Yesterday we noted the declines in some of the gold sector’s fundamentals by daily charts. Let’s update the bigger picture weeklies of these and other items to see how they’ve shaken out so far this week assigning a brief interpretation to each.
Gold vs. US and European stocks has dropped and could just be filling the August ‘risk off’ gaps, but the charts are no longer constructive. Gold vs. Toronto is also losing its constructive look.
Gold vs. Commodities is still okay on the big picture and so, with all due grind and patience, we remain on a theme of global economic contraction. But boy, does it require patience.
Gold vs. Crude Oil is very similar.
Gold-Euro has taken a hit, but is stable.
Gold-Canada Dollar as well.
Gold-Aussie is stable.
The weak Gold-Silver ratio would be bullish for the sector if gold and silver were rising or stable. This is however, only a positive for regular markets with gold and silver each declining.
Banks like the rising interest rate theme and gold does not.
Gold does not like it because short-term rates are rising faster than long-term rates.
Here are the spreads between the 10’s and the 2’s. Interestingly, 10-2 is popping a bit and that is how the yield curve is traditionally calculated. The 10/2 at top is my more conservative way, in trying to keep us out of harm’s way in a bear market. We’ll consider both.
S&P 500 and the 30/5 year yield spread. That would-be stock market right shoulder is getting mighty tall and the 30-5, which we have shown goes hand in hand with big downturns in the market in its early phases of rising, needs to turn up soon if it is going to play that role in the near-term.
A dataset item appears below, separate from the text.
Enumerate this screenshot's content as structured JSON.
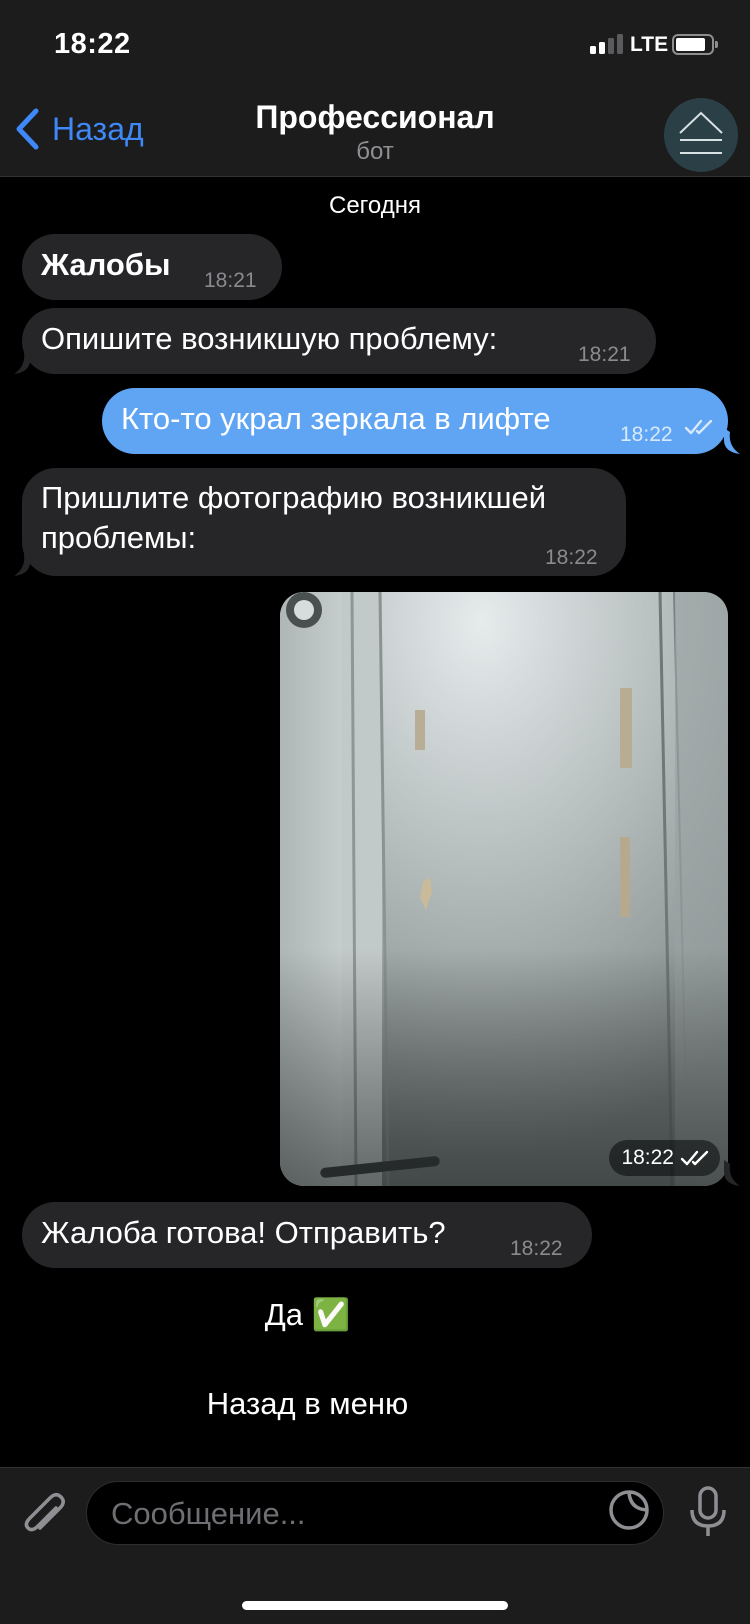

An aside from a awe struck market participant: Haven’t we seen this movie before where it seems all markets need is a couple policy makers talking about extreme inflationary policy on one end and another one holding participants under its spell month after month as it decides when to begin normalizing policy?
Folks, this is and has been what gold is doing. What it is doing is going down in a bear market. We have similar charts for HUI, silver and the silver-gold ratio. Because I hate the implications of what was highlighted directly above, I always pay attention to and value gold as a monetary asset (not money). But the chart says ‘bear market’ and will continue to say that until first 1300, then 1400 are put in the rear view mirror.
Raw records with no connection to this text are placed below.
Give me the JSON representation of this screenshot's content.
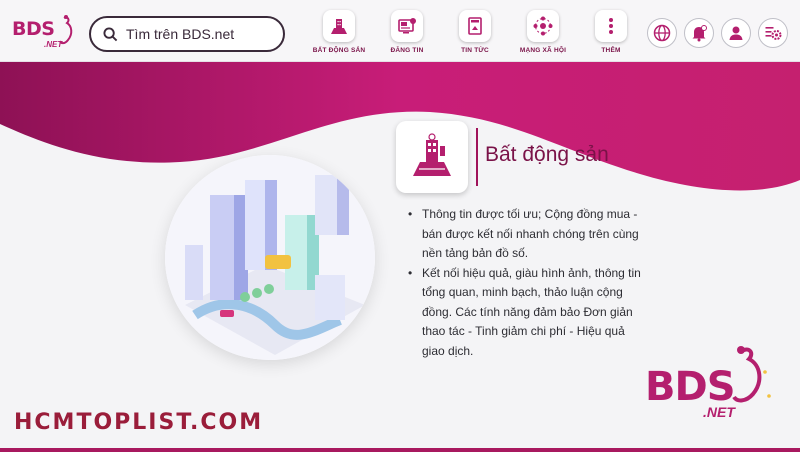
{
  "brand": {
    "logo_text": "BDS",
    "logo_sub": ".NET"
  },
  "search": {
    "placeholder": "Tìm trên BDS.net"
  },
  "nav": {
    "items": [
      {
        "label": "Bất động sản",
        "icon": "building-icon"
      },
      {
        "label": "Đăng tin",
        "icon": "post-icon"
      },
      {
        "label": "Tin tức",
        "icon": "news-icon"
      },
      {
        "label": "Mạng xã hội",
        "icon": "social-network-icon"
      },
      {
        "label": "Thêm",
        "icon": "more-icon"
      }
    ]
  },
  "toolbar": {
    "icons": [
      "globe-icon",
      "notification-bell-icon",
      "user-icon",
      "settings-list-icon"
    ]
  },
  "feature": {
    "title": "Bất động sản",
    "bullets": [
      "Thông tin được tối ưu; Cộng đồng mua - bán được kết nối nhanh chóng trên cùng nền tảng bản đồ số.",
      "Kết nối hiệu quả, giàu hình ảnh, thông tin tổng quan, minh bạch, thảo luận cộng đồng. Các tính năng đảm bảo Đơn giản thao tác - Tinh giảm chi phí - Hiệu quả giao dịch."
    ]
  },
  "footer_logo": {
    "text": "BDS",
    "sub": ".NET"
  },
  "watermark": "HCMTOPLIST.COM",
  "colors": {
    "brand": "#b41f6e",
    "dark_brand": "#7a1248",
    "accent": "#a8195f"
  }
}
Meanwhile, if you click this chart to full size you’ll see the parameters on a would-be gold stock bull. As it stands now, the sector is correcting with HUI not quite dropping to the 110-115 zone and GDX stopping just above the 14-14.50 zone so far.
Risk seems to be coming back ‘on’ in the markets and most recently we are watching the ‘catch up’ plays like the small caps for signs of how much more ‘on’ it can get. This is a dicey situation with the S&P 500 knocking on the door of our upside parameter (between ‘bounce’ and something more). We reviewed the daily parameters in NFTRH 367 and at Biiwii yesterday. Here is the weekly view.
In closing above 1180 for the 2nd day in a row yesterday RUT increased the odds it could pop to 1280 (in conjunction with all those daily chart patterns we have been noting in many stocks and markets). That would clear the last key resistance level and probably see the major indexes at all time highs. 1190 to 1200 is critical resistance and a factor in the coming decision between whether this will be seen as a bull party or a suck in and heartbreak for bulls.
In other words, bulls are right on the verge of taking the bears’ ball back. Being squarely a risk ‘off’ asset, that would probably keep gold’s price in the grips of its bear. Just some bigger picture perspective to consider.